* **Exercise**: Retype the records below exactly as they appear, but leave out any pictures.
◇ ◇ ◇ ◇ ◇
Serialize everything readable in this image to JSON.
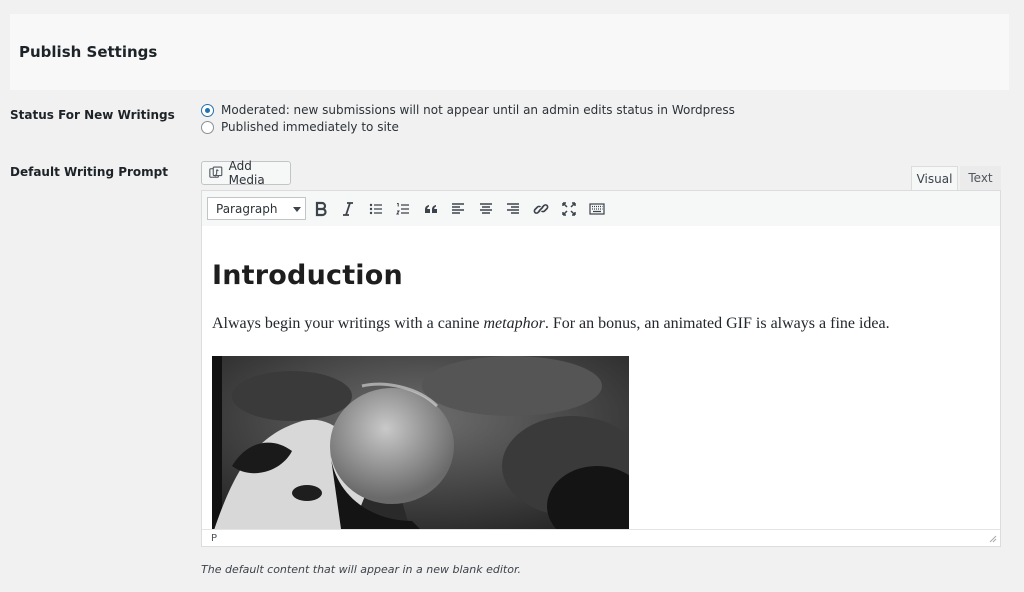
{
  "section": {
    "title": "Publish Settings"
  },
  "status_setting": {
    "label": "Status For New Writings",
    "options": [
      {
        "label": "Moderated: new submissions will not appear until an admin edits status in Wordpress",
        "selected": true
      },
      {
        "label": "Published immediately to site",
        "selected": false
      }
    ]
  },
  "prompt_setting": {
    "label": "Default Writing Prompt",
    "add_media_label": "Add Media",
    "tabs": [
      {
        "label": "Visual",
        "active": true
      },
      {
        "label": "Text",
        "active": false
      }
    ],
    "format_select": "Paragraph",
    "toolbar_icons": [
      "bold-icon",
      "italic-icon",
      "bullet-list-icon",
      "numbered-list-icon",
      "blockquote-icon",
      "align-left-icon",
      "align-center-icon",
      "align-right-icon",
      "link-icon",
      "fullscreen-icon",
      "toolbar-toggle-icon"
    ],
    "content": {
      "heading": "Introduction",
      "paragraph_before": "Always begin your writings with a canine ",
      "paragraph_em": "metaphor",
      "paragraph_after": ". For an bonus, an animated GIF is always a fine idea."
    },
    "status_path": "P",
    "description": "The default content that will appear in a new blank editor."
  },
  "colors": {
    "accent": "#2271b1",
    "background": "#f1f1f1"
  }
}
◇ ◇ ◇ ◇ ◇
* **Your solution**:
Serialize everything readable in this image to JSON.
{
  "section": {
    "title": "Publish Settings"
  },
  "status_setting": {
    "label": "Status For New Writings",
    "options": [
      {
        "label": "Moderated: new submissions will not appear until an admin edits status in Wordpress",
        "selected": true
      },
      {
        "label": "Published immediately to site",
        "selected": false
      }
    ]
  },
  "prompt_setting": {
    "label": "Default Writing Prompt",
    "add_media_label": "Add Media",
    "tabs": [
      {
        "label": "Visual",
        "active": true
      },
      {
        "label": "Text",
        "active": false
      }
    ],
    "format_select": "Paragraph",
    "toolbar_icons": [
      "bold-icon",
      "italic-icon",
      "bullet-list-icon",
      "numbered-list-icon",
      "blockquote-icon",
      "align-left-icon",
      "align-center-icon",
      "align-right-icon",
      "link-icon",
      "fullscreen-icon",
      "toolbar-toggle-icon"
    ],
    "content": {
      "heading": "Introduction",
      "paragraph_before": "Always begin your writings with a canine ",
      "paragraph_em": "metaphor",
      "paragraph_after": ". For an bonus, an animated GIF is always a fine idea."
    },
    "status_path": "P",
    "description": "The default content that will appear in a new blank editor."
  },
  "colors": {
    "accent": "#2271b1",
    "background": "#f1f1f1"
  }
}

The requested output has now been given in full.